YOUR OBJECTIVE: From the first line to the last, return the data exactly as written.

RECORDS PROVIDED:
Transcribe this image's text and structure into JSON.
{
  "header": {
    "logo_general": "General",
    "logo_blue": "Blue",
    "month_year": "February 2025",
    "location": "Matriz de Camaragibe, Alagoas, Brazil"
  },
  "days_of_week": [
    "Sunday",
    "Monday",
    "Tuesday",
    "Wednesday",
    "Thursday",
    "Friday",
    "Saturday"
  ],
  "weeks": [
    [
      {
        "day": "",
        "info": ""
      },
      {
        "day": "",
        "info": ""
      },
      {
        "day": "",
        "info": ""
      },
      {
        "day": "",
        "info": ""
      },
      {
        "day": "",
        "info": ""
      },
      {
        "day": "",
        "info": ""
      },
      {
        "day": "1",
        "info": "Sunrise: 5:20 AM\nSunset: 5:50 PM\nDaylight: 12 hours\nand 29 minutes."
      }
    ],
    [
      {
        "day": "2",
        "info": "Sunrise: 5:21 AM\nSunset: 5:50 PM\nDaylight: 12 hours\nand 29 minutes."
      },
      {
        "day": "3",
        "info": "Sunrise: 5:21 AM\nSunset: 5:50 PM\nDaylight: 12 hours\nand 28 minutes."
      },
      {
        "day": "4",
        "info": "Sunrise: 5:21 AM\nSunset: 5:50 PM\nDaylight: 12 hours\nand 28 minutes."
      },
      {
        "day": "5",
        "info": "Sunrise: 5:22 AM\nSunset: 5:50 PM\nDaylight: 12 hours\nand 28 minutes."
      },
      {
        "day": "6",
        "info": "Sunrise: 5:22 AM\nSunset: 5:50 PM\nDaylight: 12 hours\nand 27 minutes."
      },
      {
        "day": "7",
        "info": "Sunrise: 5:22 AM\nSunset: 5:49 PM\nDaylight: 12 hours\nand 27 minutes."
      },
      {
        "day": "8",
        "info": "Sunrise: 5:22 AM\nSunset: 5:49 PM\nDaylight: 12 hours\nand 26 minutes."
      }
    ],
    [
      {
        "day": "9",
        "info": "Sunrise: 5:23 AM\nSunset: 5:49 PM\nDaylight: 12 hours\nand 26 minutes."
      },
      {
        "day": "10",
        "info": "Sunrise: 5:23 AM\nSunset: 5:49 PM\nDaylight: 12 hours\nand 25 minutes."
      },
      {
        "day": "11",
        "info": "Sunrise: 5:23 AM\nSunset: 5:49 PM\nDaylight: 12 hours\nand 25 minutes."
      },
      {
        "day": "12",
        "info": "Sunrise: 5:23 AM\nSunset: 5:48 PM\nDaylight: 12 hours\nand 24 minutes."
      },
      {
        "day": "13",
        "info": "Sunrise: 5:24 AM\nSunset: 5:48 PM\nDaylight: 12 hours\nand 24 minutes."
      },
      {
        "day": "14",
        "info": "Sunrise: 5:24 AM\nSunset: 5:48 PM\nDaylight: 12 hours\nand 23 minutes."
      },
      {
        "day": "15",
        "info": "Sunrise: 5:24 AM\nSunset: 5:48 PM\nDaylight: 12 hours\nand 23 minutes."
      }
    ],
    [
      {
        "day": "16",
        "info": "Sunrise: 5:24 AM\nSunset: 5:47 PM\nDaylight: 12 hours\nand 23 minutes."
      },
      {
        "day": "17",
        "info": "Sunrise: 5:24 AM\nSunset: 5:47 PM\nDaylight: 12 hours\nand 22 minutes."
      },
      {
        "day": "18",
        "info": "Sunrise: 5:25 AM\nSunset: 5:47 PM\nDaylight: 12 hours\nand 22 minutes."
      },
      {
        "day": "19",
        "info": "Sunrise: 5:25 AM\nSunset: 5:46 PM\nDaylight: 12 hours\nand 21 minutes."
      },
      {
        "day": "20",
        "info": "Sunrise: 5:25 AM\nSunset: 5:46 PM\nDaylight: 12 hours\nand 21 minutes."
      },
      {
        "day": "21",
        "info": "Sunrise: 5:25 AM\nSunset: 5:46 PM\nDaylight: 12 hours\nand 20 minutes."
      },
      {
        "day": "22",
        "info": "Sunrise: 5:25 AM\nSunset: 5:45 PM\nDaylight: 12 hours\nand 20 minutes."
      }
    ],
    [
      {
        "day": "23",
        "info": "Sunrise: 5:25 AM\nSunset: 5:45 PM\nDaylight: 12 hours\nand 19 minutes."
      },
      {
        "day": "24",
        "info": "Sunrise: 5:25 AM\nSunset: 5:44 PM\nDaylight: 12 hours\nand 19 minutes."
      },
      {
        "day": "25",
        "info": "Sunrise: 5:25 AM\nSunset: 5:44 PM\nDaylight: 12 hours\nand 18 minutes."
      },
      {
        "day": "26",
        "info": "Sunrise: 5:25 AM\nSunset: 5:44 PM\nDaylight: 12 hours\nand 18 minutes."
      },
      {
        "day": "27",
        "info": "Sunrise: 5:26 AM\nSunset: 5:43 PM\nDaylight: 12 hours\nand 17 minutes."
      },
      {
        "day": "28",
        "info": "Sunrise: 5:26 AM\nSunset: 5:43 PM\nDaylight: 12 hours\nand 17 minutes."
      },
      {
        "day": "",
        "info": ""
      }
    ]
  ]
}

ANSWER TO THIS EXERCISE:
Transcribe this image's text and structure into JSON.
{
  "header": {
    "logo_general": "General",
    "logo_blue": "Blue",
    "month_year": "February 2025",
    "location": "Matriz de Camaragibe, Alagoas, Brazil"
  },
  "days_of_week": [
    "Sunday",
    "Monday",
    "Tuesday",
    "Wednesday",
    "Thursday",
    "Friday",
    "Saturday"
  ],
  "weeks": [
    [
      {
        "day": "",
        "info": ""
      },
      {
        "day": "",
        "info": ""
      },
      {
        "day": "",
        "info": ""
      },
      {
        "day": "",
        "info": ""
      },
      {
        "day": "",
        "info": ""
      },
      {
        "day": "",
        "info": ""
      },
      {
        "day": "1",
        "info": "Sunrise: 5:20 AM\nSunset: 5:50 PM\nDaylight: 12 hours\nand 29 minutes."
      }
    ],
    [
      {
        "day": "2",
        "info": "Sunrise: 5:21 AM\nSunset: 5:50 PM\nDaylight: 12 hours\nand 29 minutes."
      },
      {
        "day": "3",
        "info": "Sunrise: 5:21 AM\nSunset: 5:50 PM\nDaylight: 12 hours\nand 28 minutes."
      },
      {
        "day": "4",
        "info": "Sunrise: 5:21 AM\nSunset: 5:50 PM\nDaylight: 12 hours\nand 28 minutes."
      },
      {
        "day": "5",
        "info": "Sunrise: 5:22 AM\nSunset: 5:50 PM\nDaylight: 12 hours\nand 28 minutes."
      },
      {
        "day": "6",
        "info": "Sunrise: 5:22 AM\nSunset: 5:50 PM\nDaylight: 12 hours\nand 27 minutes."
      },
      {
        "day": "7",
        "info": "Sunrise: 5:22 AM\nSunset: 5:49 PM\nDaylight: 12 hours\nand 27 minutes."
      },
      {
        "day": "8",
        "info": "Sunrise: 5:22 AM\nSunset: 5:49 PM\nDaylight: 12 hours\nand 26 minutes."
      }
    ],
    [
      {
        "day": "9",
        "info": "Sunrise: 5:23 AM\nSunset: 5:49 PM\nDaylight: 12 hours\nand 26 minutes."
      },
      {
        "day": "10",
        "info": "Sunrise: 5:23 AM\nSunset: 5:49 PM\nDaylight: 12 hours\nand 25 minutes."
      },
      {
        "day": "11",
        "info": "Sunrise: 5:23 AM\nSunset: 5:49 PM\nDaylight: 12 hours\nand 25 minutes."
      },
      {
        "day": "12",
        "info": "Sunrise: 5:23 AM\nSunset: 5:48 PM\nDaylight: 12 hours\nand 24 minutes."
      },
      {
        "day": "13",
        "info": "Sunrise: 5:24 AM\nSunset: 5:48 PM\nDaylight: 12 hours\nand 24 minutes."
      },
      {
        "day": "14",
        "info": "Sunrise: 5:24 AM\nSunset: 5:48 PM\nDaylight: 12 hours\nand 23 minutes."
      },
      {
        "day": "15",
        "info": "Sunrise: 5:24 AM\nSunset: 5:48 PM\nDaylight: 12 hours\nand 23 minutes."
      }
    ],
    [
      {
        "day": "16",
        "info": "Sunrise: 5:24 AM\nSunset: 5:47 PM\nDaylight: 12 hours\nand 23 minutes."
      },
      {
        "day": "17",
        "info": "Sunrise: 5:24 AM\nSunset: 5:47 PM\nDaylight: 12 hours\nand 22 minutes."
      },
      {
        "day": "18",
        "info": "Sunrise: 5:25 AM\nSunset: 5:47 PM\nDaylight: 12 hours\nand 22 minutes."
      },
      {
        "day": "19",
        "info": "Sunrise: 5:25 AM\nSunset: 5:46 PM\nDaylight: 12 hours\nand 21 minutes."
      },
      {
        "day": "20",
        "info": "Sunrise: 5:25 AM\nSunset: 5:46 PM\nDaylight: 12 hours\nand 21 minutes."
      },
      {
        "day": "21",
        "info": "Sunrise: 5:25 AM\nSunset: 5:46 PM\nDaylight: 12 hours\nand 20 minutes."
      },
      {
        "day": "22",
        "info": "Sunrise: 5:25 AM\nSunset: 5:45 PM\nDaylight: 12 hours\nand 20 minutes."
      }
    ],
    [
      {
        "day": "23",
        "info": "Sunrise: 5:25 AM\nSunset: 5:45 PM\nDaylight: 12 hours\nand 19 minutes."
      },
      {
        "day": "24",
        "info": "Sunrise: 5:25 AM\nSunset: 5:44 PM\nDaylight: 12 hours\nand 19 minutes."
      },
      {
        "day": "25",
        "info": "Sunrise: 5:25 AM\nSunset: 5:44 PM\nDaylight: 12 hours\nand 18 minutes."
      },
      {
        "day": "26",
        "info": "Sunrise: 5:25 AM\nSunset: 5:44 PM\nDaylight: 12 hours\nand 18 minutes."
      },
      {
        "day": "27",
        "info": "Sunrise: 5:26 AM\nSunset: 5:43 PM\nDaylight: 12 hours\nand 17 minutes."
      },
      {
        "day": "28",
        "info": "Sunrise: 5:26 AM\nSunset: 5:43 PM\nDaylight: 12 hours\nand 17 minutes."
      },
      {
        "day": "",
        "info": ""
      }
    ]
  ]
}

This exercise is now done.